~  Christoph Waltz

This is probably going to sound petty, but Martin Scorsese insisting that critics see his film in theaters even though it’s going straight to Netflix and then not screening it in most American cities was a watershed moment for me in this theatrical versus streaming debate.

I completely respect when a filmmaker insists that their movie is meant to be seen in the theater, but the thing is, you got to actually make it possible to see it in the theater. Some movies may be too small for that, and that’s totally OK.

When your movie is largely financed by a streaming service and is going to appear on that streaming service instantly, I don’t really see the point of pretending that it’s a theatrical film. It just seems like we are needlessly indulging some kind of personal fantasy.

I don’t think that making a feature film length production that is going to go straight to a video platform is some sort of “step down.“ I really don’t. Theatrical exhibition as we know it is dying off anyway, for a variety of reasons.

I should clarify myself because this thread is already being misconstrued — I’m talking about how the movie is screened in advance. If it’s going straight to Netflix, why the ritual of demanding people see it in the theater?

There used to be a category that everyone recognized called “TV movie” or “made for television movie” and even though a lot of filmmakers considered that déclassé, it seems to me that probably 90% of feature films fit that description now.

Atlantis has mostly sunk into the ocean, only a few tower spires remain above the waterline, and I’m increasingly at peace with that, because it seems to be what the industry and much of the audience wants.

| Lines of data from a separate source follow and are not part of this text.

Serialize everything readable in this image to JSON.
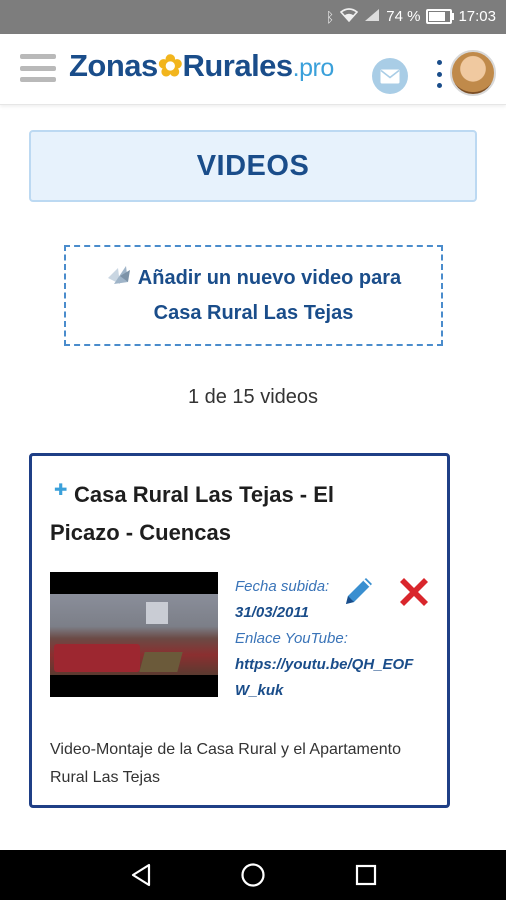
{
  "status_bar": {
    "battery": "74 %",
    "time": "17:03",
    "icons": [
      "bluetooth-icon",
      "wifi-icon",
      "signal-icon",
      "battery-icon"
    ]
  },
  "app_bar": {
    "logo_left": "Zonas",
    "logo_right": "Rurales",
    "logo_suffix": ".pro",
    "icons": [
      "menu-icon",
      "mail-icon",
      "more-vertical-icon",
      "avatar"
    ]
  },
  "page": {
    "title": "VIDEOS",
    "add_line1": "Añadir un nuevo video para",
    "add_line2": "Casa Rural Las Tejas",
    "count": "1 de 15 videos"
  },
  "video": {
    "title": "Casa Rural Las Tejas - El Picazo - Cuencas",
    "date_label": "Fecha subida:",
    "date": "31/03/2011",
    "youtube_label": "Enlace YouTube:",
    "youtube_link": "https://youtu.be/QH_EOFW_kuk",
    "description": "Video-Montaje de la Casa Rural y el Apartamento Rural Las Tejas"
  },
  "colors": {
    "brand": "#1a4d8a",
    "accent": "#3aa0da",
    "card_border": "#1f3f86",
    "delete": "#d9262c"
  }
}
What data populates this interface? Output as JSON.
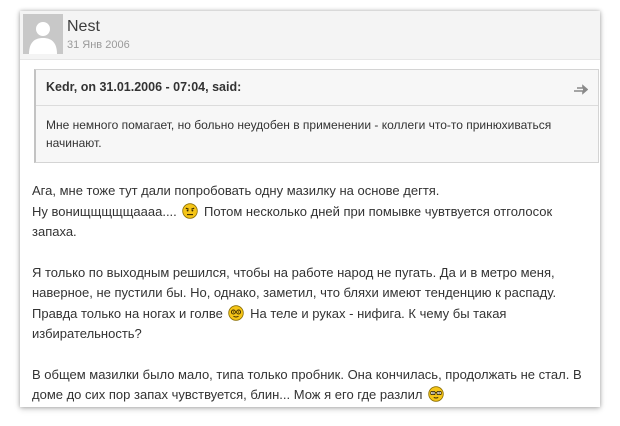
{
  "post": {
    "author": "Nest",
    "date": "31 Янв 2006"
  },
  "quote": {
    "cite": "Kedr, on 31.01.2006 - 07:04, said:",
    "text": "Мне немного помагает, но больно неудобен в применении - коллеги что-то принюхиваться начинают.",
    "jump_icon": "quote-jump-arrow-icon"
  },
  "body": {
    "p1": {
      "line1": "Ага, мне тоже тут дали попробовать одну мазилку на основе дегтя.",
      "line2a": "Ну вонищщщщщаааа....",
      "line2b": "Потом несколько дней при помывке чувтвуется отголосок запаха."
    },
    "p2": {
      "a": "Я только по выходным решился, чтобы на работе народ не пугать. Да и в метро меня, наверное, не пустили бы. Но, однако, заметил, что бляхи имеют тенденцию к распаду. Правда только на ногах и голве",
      "b": "На теле и руках - нифига. К чему бы такая избирательность?"
    },
    "p3": {
      "a": "В общем мазилки было мало, типа только пробник. Она кончилась, продолжать не стал. В доме до сих пор запах чувствуется, блин... Мож я его где разлил"
    }
  },
  "colors": {
    "header_bg": "#f4f4f4",
    "quote_bg": "#f7f7f7",
    "text": "#333333",
    "muted": "#9a9a9a",
    "emoticon": "#f5c518"
  }
}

We live in an age of convenience and information control.

Only a very elite group of filmmakers is still allowed to make movies “for theaters“ and actually have them seen and judged that way on a wide scale. Even platform releasing seems to be somewhat endangered. It can’t be fought. It has to be accepted.

9. Addendum: I’ve been informed that it wasn’t Scorsese who requested that the Bob Dylan documentary only be screened for critics in theaters, but a Netflix representative indicated the opposite to me, so I just don’t know what to believe.

It’s actually OK if your film is not eligible for an Oscar — we have a thing called the Emmys. A lot of this anxiety is just a holdover from the days when television was considered culturally inferior to theatrical feature films. Everybody needs to just get over it.

In another 10 to 20 years they’re probably going to merge the Emmys in the Oscars into one program anyway, maybe they’ll call it the Contentys.